Philosophy Professor Daniel Dombrowski published Whitehead's Religious Thought: From Mechanism to Organism, From Force to Persuasion (2017, SUNY Press). Alfred North Whitehead (1861-1947), an English mathematician and philosopher, focused on change as the cornerstone of reality, a view known as process philosophy.
“The process theistic thought of Whitehead is a third alternative between classical theism and religious skepticism,” Dombrowski said.
The book discusses Whitehead’s philosophy in apposition to six major thinkers: David Ray Griffin, Isabelle Stengers, John Rawls, Charles Hartshorne, Judith Butler, and William Wordsworth.
“Whitehead is highly relevant to contemporary work in philosophy of mind, political philosophy, and environmental ethics,” Dombrowski added. “The move from force to persuasion, in particular, is not only fundamental to Whitehead’s own thought and to process thought in general, but is a necessary condition for the continuing existence of civilized life.”
Dombrowski, who joined the Philosophy faculty in the College of Arts and Sciences in 1988, has published 19 books, including A History of the Concept of God: A Process Approach; Rawls and Religion: The Case for Political Liberalism; and A Platonic Philosophy of Religion: A Process Perspective.

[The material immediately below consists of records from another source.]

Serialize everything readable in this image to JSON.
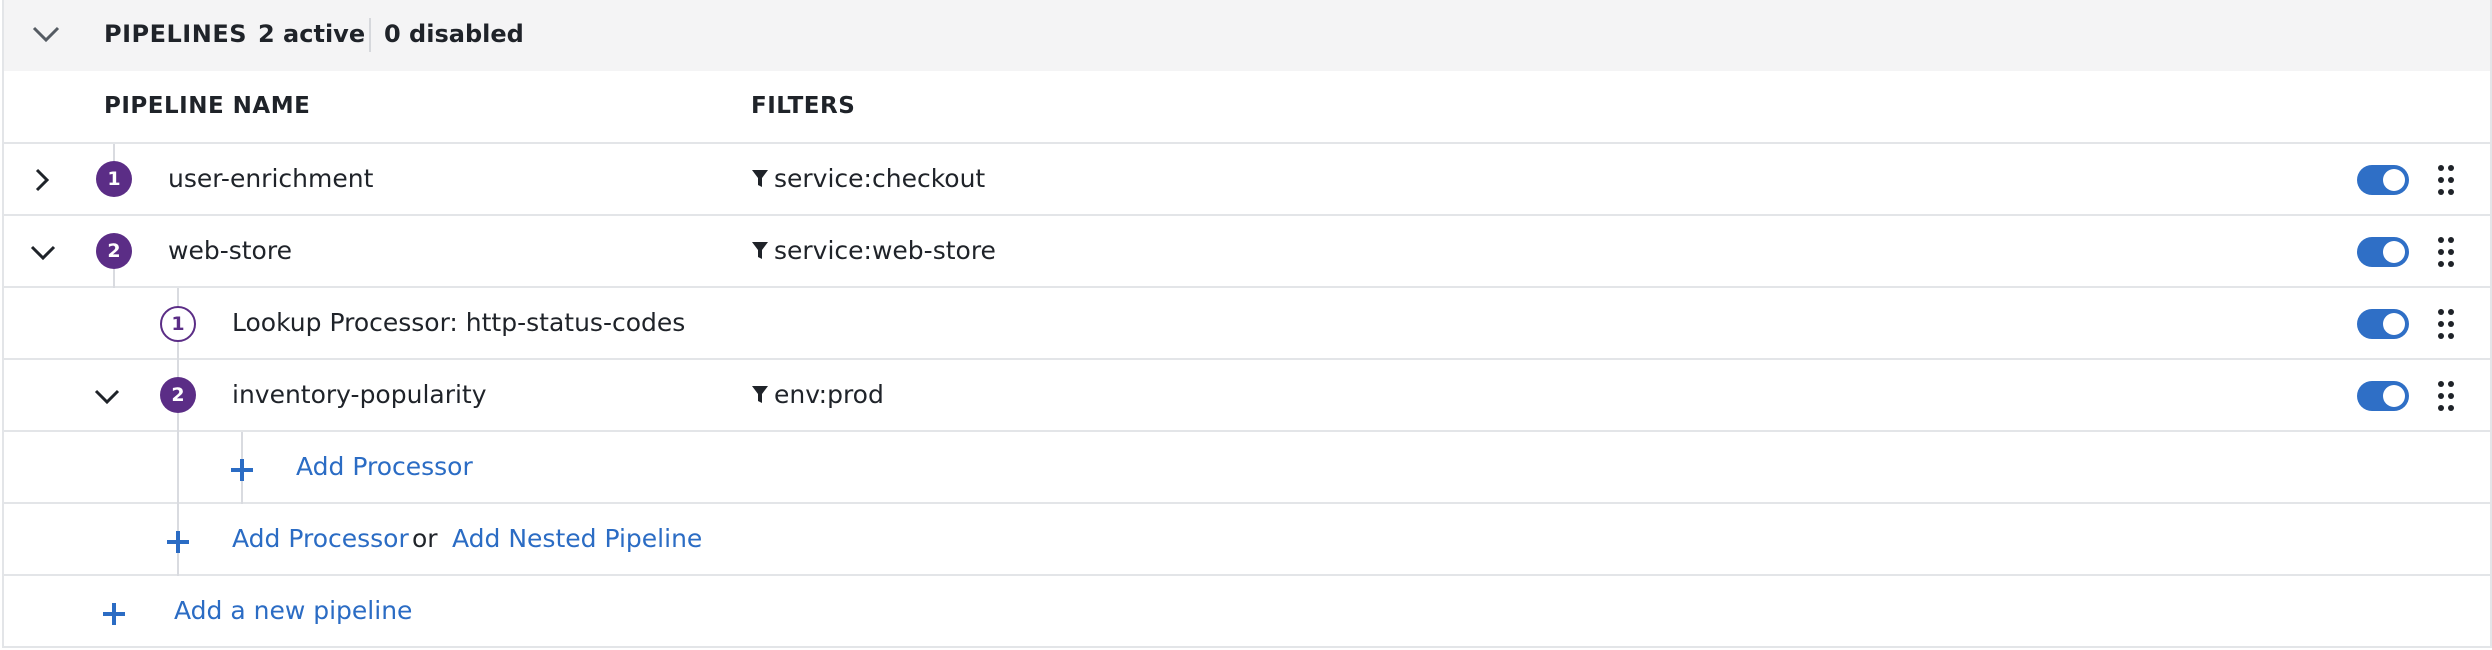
{
  "header": {
    "title": "PIPELINES",
    "active": "2 active",
    "disabled": "0 disabled"
  },
  "columns": {
    "name": "PIPELINE NAME",
    "filters": "FILTERS"
  },
  "rows": [
    {
      "index": "1",
      "name": "user-enrichment",
      "filter": "service:checkout",
      "enabled": true,
      "expanded": false
    },
    {
      "index": "2",
      "name": "web-store",
      "filter": "service:web-store",
      "enabled": true,
      "expanded": true
    },
    {
      "index": "1",
      "name": "Lookup Processor: http-status-codes",
      "filter": "",
      "enabled": true,
      "kind": "processor"
    },
    {
      "index": "2",
      "name": "inventory-popularity",
      "filter": "env:prod",
      "enabled": true,
      "expanded": true,
      "kind": "nested-pipeline"
    }
  ],
  "actions": {
    "add_processor_nested": "Add Processor",
    "add_processor": "Add Processor",
    "or": "or",
    "add_nested_pipeline": "Add Nested Pipeline",
    "add_new_pipeline": "Add a new pipeline"
  },
  "colors": {
    "accent": "#2f6fc6",
    "badge": "#5b2d86",
    "link": "#2b6cc4"
  }
}
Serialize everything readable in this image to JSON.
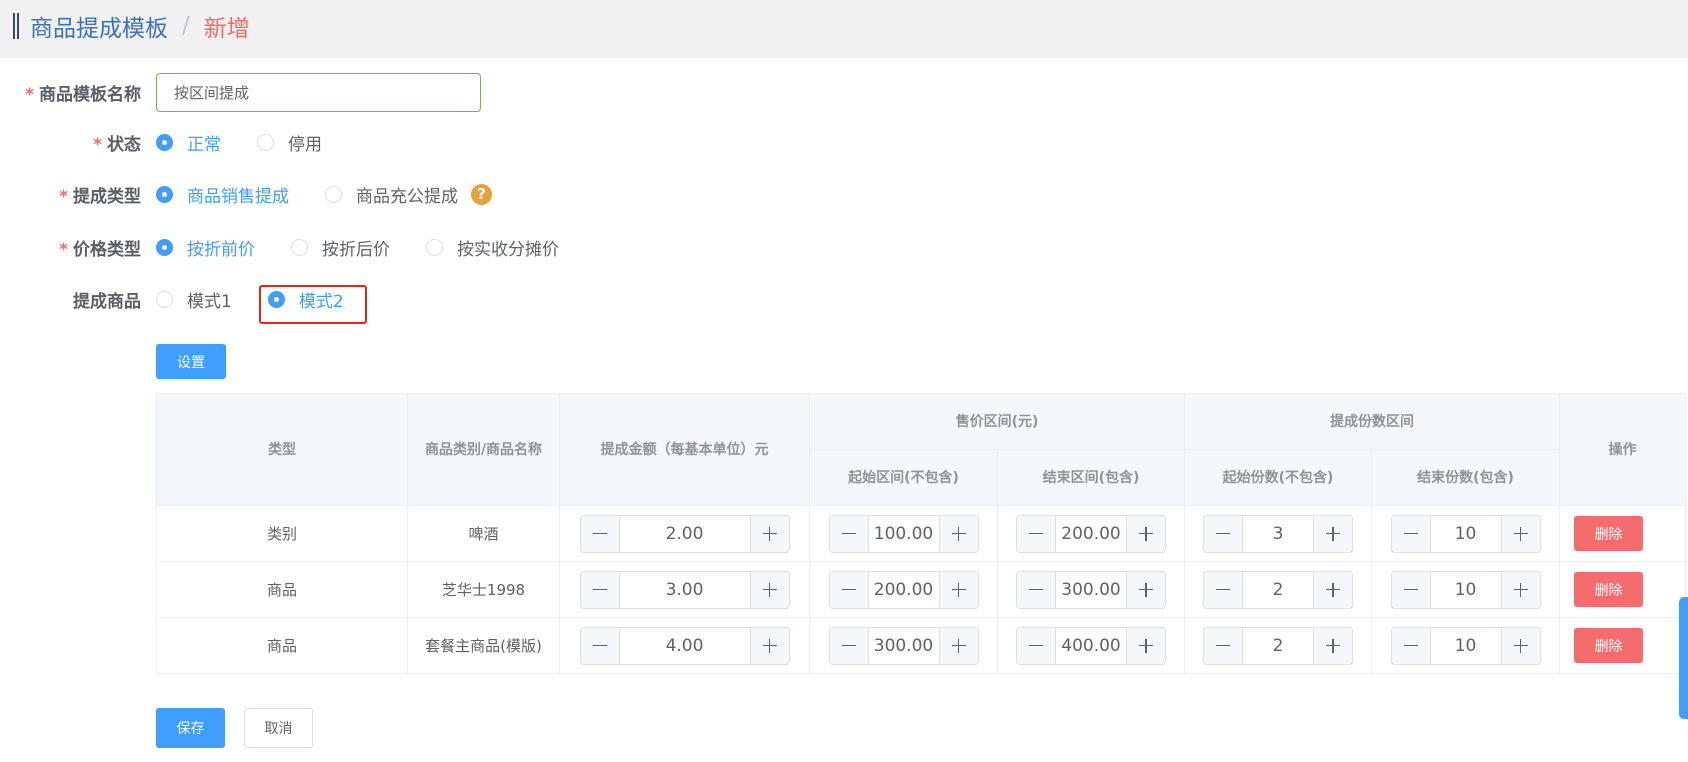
{
  "breadcrumb": {
    "title": "商品提成模板",
    "separator": "/",
    "current": "新增"
  },
  "form": {
    "required_mark": "*",
    "template_name": {
      "label": "商品模板名称",
      "value": "按区间提成"
    },
    "status": {
      "label": "状态",
      "options": [
        {
          "label": "正常",
          "checked": true
        },
        {
          "label": "停用",
          "checked": false
        }
      ]
    },
    "commission_type": {
      "label": "提成类型",
      "options": [
        {
          "label": "商品销售提成",
          "checked": true
        },
        {
          "label": "商品充公提成",
          "checked": false
        }
      ],
      "help_icon": "question-circle-icon"
    },
    "price_type": {
      "label": "价格类型",
      "options": [
        {
          "label": "按折前价",
          "checked": true
        },
        {
          "label": "按折后价",
          "checked": false
        },
        {
          "label": "按实收分摊价",
          "checked": false
        }
      ]
    },
    "commission_goods": {
      "label": "提成商品",
      "options": [
        {
          "label": "模式1",
          "checked": false
        },
        {
          "label": "模式2",
          "checked": true
        }
      ]
    },
    "settings_button": "设置"
  },
  "table": {
    "headers": {
      "type": "类型",
      "category": "商品类别/商品名称",
      "amount": "提成金额（每基本单位）元",
      "price_range": "售价区间(元)",
      "price_start": "起始区间(不包含)",
      "price_end": "结束区间(包含)",
      "count_range": "提成份数区间",
      "count_start": "起始份数(不包含)",
      "count_end": "结束份数(包含)",
      "action": "操作"
    },
    "rows": [
      {
        "type": "类别",
        "name": "啤酒",
        "amount": "2.00",
        "price_start": "100.00",
        "price_end": "200.00",
        "count_start": "3",
        "count_end": "10",
        "delete": "删除"
      },
      {
        "type": "商品",
        "name": "芝华士1998",
        "amount": "3.00",
        "price_start": "200.00",
        "price_end": "300.00",
        "count_start": "2",
        "count_end": "10",
        "delete": "删除"
      },
      {
        "type": "商品",
        "name": "套餐主商品(模版)",
        "amount": "4.00",
        "price_start": "300.00",
        "price_end": "400.00",
        "count_start": "2",
        "count_end": "10",
        "delete": "删除"
      }
    ]
  },
  "footer": {
    "save": "保存",
    "cancel": "取消"
  },
  "icons": {
    "stepper_decrease": "minus-icon",
    "stepper_increase": "plus-icon",
    "help": "question-circle-icon"
  },
  "colors": {
    "primary": "#409eff",
    "danger": "#f56c6c",
    "warning": "#e6a23c",
    "input_border_valid": "#67c23a",
    "highlight_box": "#e8231a",
    "breadcrumb_title": "#3d72b8"
  }
}
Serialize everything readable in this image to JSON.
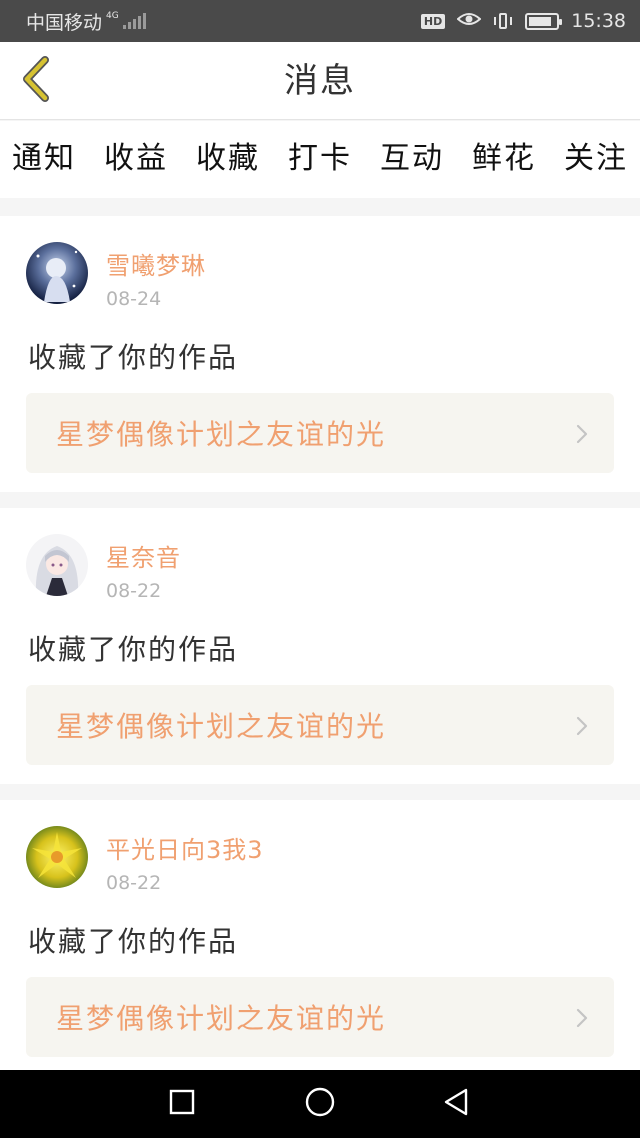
{
  "status_bar": {
    "carrier": "中国移动",
    "network": "4G",
    "time": "15:38",
    "hd_badge": "HD",
    "battery_level": 0.85
  },
  "header": {
    "title": "消息",
    "back_icon": "chevron-left-icon"
  },
  "tabs": [
    {
      "label": "通知",
      "active": false
    },
    {
      "label": "收益",
      "active": false
    },
    {
      "label": "收藏",
      "active": true
    },
    {
      "label": "打卡",
      "active": false
    },
    {
      "label": "互动",
      "active": false
    },
    {
      "label": "鲜花",
      "active": false
    },
    {
      "label": "关注",
      "active": false
    }
  ],
  "messages": [
    {
      "username": "雪曦梦琳",
      "date": "08-24",
      "action": "收藏了你的作品",
      "work_title": "星梦偶像计划之友谊的光"
    },
    {
      "username": "星奈音",
      "date": "08-22",
      "action": "收藏了你的作品",
      "work_title": "星梦偶像计划之友谊的光"
    },
    {
      "username": "平光日向3我3",
      "date": "08-22",
      "action": "收藏了你的作品",
      "work_title": "星梦偶像计划之友谊的光"
    }
  ],
  "colors": {
    "accent_pink": "#e16aa8",
    "accent_orange": "#f0a070",
    "back_yellow": "#c9b52e"
  },
  "nav_bar": {
    "icons": [
      "square-icon",
      "circle-icon",
      "triangle-back-icon"
    ]
  }
}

He has authored more than 170 articles for scholarly journals in philosophy, theology, classics, and literature. Internationally renowned and frequently sought out for his expertise on a variety of subjects, he has addressed the European Union Parliament on the roles of religion and politics in our modern world.
Dombrowski serves on the editorial boards of journals and the boards of professional associations and societies throughout the country and internationally. He has received numerous awards for his scholarship and teaching. He is the recent recipient of Seattle University’s McGoldrick Fellowship, the most prestigious award conferred by the university upon a member of the faculty.
A description of Whitehead's Religious Thought: From Mechanism to Organism, From Force to Persuasion is on YouTube here.